Start of DATA FOR ANALYSIS
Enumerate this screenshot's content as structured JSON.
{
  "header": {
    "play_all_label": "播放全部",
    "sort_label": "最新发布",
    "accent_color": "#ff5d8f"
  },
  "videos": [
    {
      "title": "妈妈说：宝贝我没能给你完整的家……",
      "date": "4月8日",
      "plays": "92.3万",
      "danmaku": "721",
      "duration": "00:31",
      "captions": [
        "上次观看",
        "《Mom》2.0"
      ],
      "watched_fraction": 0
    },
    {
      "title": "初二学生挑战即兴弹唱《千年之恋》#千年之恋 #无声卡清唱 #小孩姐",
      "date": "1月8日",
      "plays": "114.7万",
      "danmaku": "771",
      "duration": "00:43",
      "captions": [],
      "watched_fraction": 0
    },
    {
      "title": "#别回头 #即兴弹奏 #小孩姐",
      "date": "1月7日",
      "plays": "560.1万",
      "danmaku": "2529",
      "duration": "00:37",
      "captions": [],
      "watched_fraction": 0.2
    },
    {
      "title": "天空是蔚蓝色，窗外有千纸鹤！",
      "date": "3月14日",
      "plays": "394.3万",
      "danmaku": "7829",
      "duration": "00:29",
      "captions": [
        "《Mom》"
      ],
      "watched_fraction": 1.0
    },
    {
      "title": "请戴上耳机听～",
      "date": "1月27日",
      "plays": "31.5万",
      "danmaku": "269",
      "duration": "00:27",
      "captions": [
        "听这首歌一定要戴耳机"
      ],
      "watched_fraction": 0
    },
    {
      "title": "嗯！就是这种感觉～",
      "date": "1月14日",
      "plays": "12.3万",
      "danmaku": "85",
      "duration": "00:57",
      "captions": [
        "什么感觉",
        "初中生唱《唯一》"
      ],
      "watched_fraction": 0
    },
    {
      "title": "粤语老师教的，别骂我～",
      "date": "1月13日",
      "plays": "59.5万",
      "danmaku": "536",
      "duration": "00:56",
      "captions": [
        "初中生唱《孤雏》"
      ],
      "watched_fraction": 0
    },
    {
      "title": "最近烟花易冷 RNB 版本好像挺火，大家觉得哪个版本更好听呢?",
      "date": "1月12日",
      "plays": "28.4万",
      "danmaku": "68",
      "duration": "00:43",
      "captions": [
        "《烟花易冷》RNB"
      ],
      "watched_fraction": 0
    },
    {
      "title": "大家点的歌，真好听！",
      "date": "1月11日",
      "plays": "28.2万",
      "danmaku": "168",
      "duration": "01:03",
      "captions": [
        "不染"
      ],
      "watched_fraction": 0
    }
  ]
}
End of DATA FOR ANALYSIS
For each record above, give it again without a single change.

• _OUTPUT_:
Enumerate this screenshot's content as structured JSON.
{
  "header": {
    "play_all_label": "播放全部",
    "sort_label": "最新发布",
    "accent_color": "#ff5d8f"
  },
  "videos": [
    {
      "title": "妈妈说：宝贝我没能给你完整的家……",
      "date": "4月8日",
      "plays": "92.3万",
      "danmaku": "721",
      "duration": "00:31",
      "captions": [
        "上次观看",
        "《Mom》2.0"
      ],
      "watched_fraction": 0
    },
    {
      "title": "初二学生挑战即兴弹唱《千年之恋》#千年之恋 #无声卡清唱 #小孩姐",
      "date": "1月8日",
      "plays": "114.7万",
      "danmaku": "771",
      "duration": "00:43",
      "captions": [],
      "watched_fraction": 0
    },
    {
      "title": "#别回头 #即兴弹奏 #小孩姐",
      "date": "1月7日",
      "plays": "560.1万",
      "danmaku": "2529",
      "duration": "00:37",
      "captions": [],
      "watched_fraction": 0.2
    },
    {
      "title": "天空是蔚蓝色，窗外有千纸鹤！",
      "date": "3月14日",
      "plays": "394.3万",
      "danmaku": "7829",
      "duration": "00:29",
      "captions": [
        "《Mom》"
      ],
      "watched_fraction": 1.0
    },
    {
      "title": "请戴上耳机听～",
      "date": "1月27日",
      "plays": "31.5万",
      "danmaku": "269",
      "duration": "00:27",
      "captions": [
        "听这首歌一定要戴耳机"
      ],
      "watched_fraction": 0
    },
    {
      "title": "嗯！就是这种感觉～",
      "date": "1月14日",
      "plays": "12.3万",
      "danmaku": "85",
      "duration": "00:57",
      "captions": [
        "什么感觉",
        "初中生唱《唯一》"
      ],
      "watched_fraction": 0
    },
    {
      "title": "粤语老师教的，别骂我～",
      "date": "1月13日",
      "plays": "59.5万",
      "danmaku": "536",
      "duration": "00:56",
      "captions": [
        "初中生唱《孤雏》"
      ],
      "watched_fraction": 0
    },
    {
      "title": "最近烟花易冷 RNB 版本好像挺火，大家觉得哪个版本更好听呢?",
      "date": "1月12日",
      "plays": "28.4万",
      "danmaku": "68",
      "duration": "00:43",
      "captions": [
        "《烟花易冷》RNB"
      ],
      "watched_fraction": 0
    },
    {
      "title": "大家点的歌，真好听！",
      "date": "1月11日",
      "plays": "28.2万",
      "danmaku": "168",
      "duration": "01:03",
      "captions": [
        "不染"
      ],
      "watched_fraction": 0
    }
  ]
}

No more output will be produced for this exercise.